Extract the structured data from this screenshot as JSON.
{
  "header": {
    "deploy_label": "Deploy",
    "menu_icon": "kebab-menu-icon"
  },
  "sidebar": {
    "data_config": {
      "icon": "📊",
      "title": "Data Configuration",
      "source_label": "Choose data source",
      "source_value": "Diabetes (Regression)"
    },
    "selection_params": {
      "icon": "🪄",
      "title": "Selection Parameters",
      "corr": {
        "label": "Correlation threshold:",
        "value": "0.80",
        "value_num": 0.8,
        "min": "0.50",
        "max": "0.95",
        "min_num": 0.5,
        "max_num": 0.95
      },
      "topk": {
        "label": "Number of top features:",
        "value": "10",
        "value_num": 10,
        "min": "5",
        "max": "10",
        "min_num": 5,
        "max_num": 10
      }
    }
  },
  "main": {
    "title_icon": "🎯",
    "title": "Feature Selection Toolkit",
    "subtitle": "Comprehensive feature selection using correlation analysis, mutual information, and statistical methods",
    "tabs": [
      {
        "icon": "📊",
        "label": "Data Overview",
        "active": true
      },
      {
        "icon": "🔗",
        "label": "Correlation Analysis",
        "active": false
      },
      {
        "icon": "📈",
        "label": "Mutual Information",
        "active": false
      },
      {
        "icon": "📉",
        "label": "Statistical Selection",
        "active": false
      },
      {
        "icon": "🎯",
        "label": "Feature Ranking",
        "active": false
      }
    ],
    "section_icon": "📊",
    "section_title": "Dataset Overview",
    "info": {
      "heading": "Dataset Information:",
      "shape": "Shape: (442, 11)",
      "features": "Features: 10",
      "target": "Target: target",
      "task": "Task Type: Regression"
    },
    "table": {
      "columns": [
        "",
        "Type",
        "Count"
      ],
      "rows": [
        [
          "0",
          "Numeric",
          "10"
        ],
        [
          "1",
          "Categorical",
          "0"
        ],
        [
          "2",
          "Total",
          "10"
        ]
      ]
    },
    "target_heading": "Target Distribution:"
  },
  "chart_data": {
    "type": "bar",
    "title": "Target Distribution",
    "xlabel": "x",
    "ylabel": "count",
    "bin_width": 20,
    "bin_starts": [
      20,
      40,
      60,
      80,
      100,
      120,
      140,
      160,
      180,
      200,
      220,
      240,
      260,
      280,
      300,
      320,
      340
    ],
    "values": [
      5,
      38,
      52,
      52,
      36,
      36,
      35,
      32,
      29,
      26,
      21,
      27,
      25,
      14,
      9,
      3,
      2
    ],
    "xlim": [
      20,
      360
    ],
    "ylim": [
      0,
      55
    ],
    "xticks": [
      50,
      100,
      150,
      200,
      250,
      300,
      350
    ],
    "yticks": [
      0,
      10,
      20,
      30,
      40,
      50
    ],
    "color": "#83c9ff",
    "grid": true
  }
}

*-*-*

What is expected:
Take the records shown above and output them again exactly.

Task output:
Extract the structured data from this screenshot as JSON.
{
  "header": {
    "deploy_label": "Deploy",
    "menu_icon": "kebab-menu-icon"
  },
  "sidebar": {
    "data_config": {
      "icon": "📊",
      "title": "Data Configuration",
      "source_label": "Choose data source",
      "source_value": "Diabetes (Regression)"
    },
    "selection_params": {
      "icon": "🪄",
      "title": "Selection Parameters",
      "corr": {
        "label": "Correlation threshold:",
        "value": "0.80",
        "value_num": 0.8,
        "min": "0.50",
        "max": "0.95",
        "min_num": 0.5,
        "max_num": 0.95
      },
      "topk": {
        "label": "Number of top features:",
        "value": "10",
        "value_num": 10,
        "min": "5",
        "max": "10",
        "min_num": 5,
        "max_num": 10
      }
    }
  },
  "main": {
    "title_icon": "🎯",
    "title": "Feature Selection Toolkit",
    "subtitle": "Comprehensive feature selection using correlation analysis, mutual information, and statistical methods",
    "tabs": [
      {
        "icon": "📊",
        "label": "Data Overview",
        "active": true
      },
      {
        "icon": "🔗",
        "label": "Correlation Analysis",
        "active": false
      },
      {
        "icon": "📈",
        "label": "Mutual Information",
        "active": false
      },
      {
        "icon": "📉",
        "label": "Statistical Selection",
        "active": false
      },
      {
        "icon": "🎯",
        "label": "Feature Ranking",
        "active": false
      }
    ],
    "section_icon": "📊",
    "section_title": "Dataset Overview",
    "info": {
      "heading": "Dataset Information:",
      "shape": "Shape: (442, 11)",
      "features": "Features: 10",
      "target": "Target: target",
      "task": "Task Type: Regression"
    },
    "table": {
      "columns": [
        "",
        "Type",
        "Count"
      ],
      "rows": [
        [
          "0",
          "Numeric",
          "10"
        ],
        [
          "1",
          "Categorical",
          "0"
        ],
        [
          "2",
          "Total",
          "10"
        ]
      ]
    },
    "target_heading": "Target Distribution:"
  },
  "chart_data": {
    "type": "bar",
    "title": "Target Distribution",
    "xlabel": "x",
    "ylabel": "count",
    "bin_width": 20,
    "bin_starts": [
      20,
      40,
      60,
      80,
      100,
      120,
      140,
      160,
      180,
      200,
      220,
      240,
      260,
      280,
      300,
      320,
      340
    ],
    "values": [
      5,
      38,
      52,
      52,
      36,
      36,
      35,
      32,
      29,
      26,
      21,
      27,
      25,
      14,
      9,
      3,
      2
    ],
    "xlim": [
      20,
      360
    ],
    "ylim": [
      0,
      55
    ],
    "xticks": [
      50,
      100,
      150,
      200,
      250,
      300,
      350
    ],
    "yticks": [
      0,
      10,
      20,
      30,
      40,
      50
    ],
    "color": "#83c9ff",
    "grid": true
  }
}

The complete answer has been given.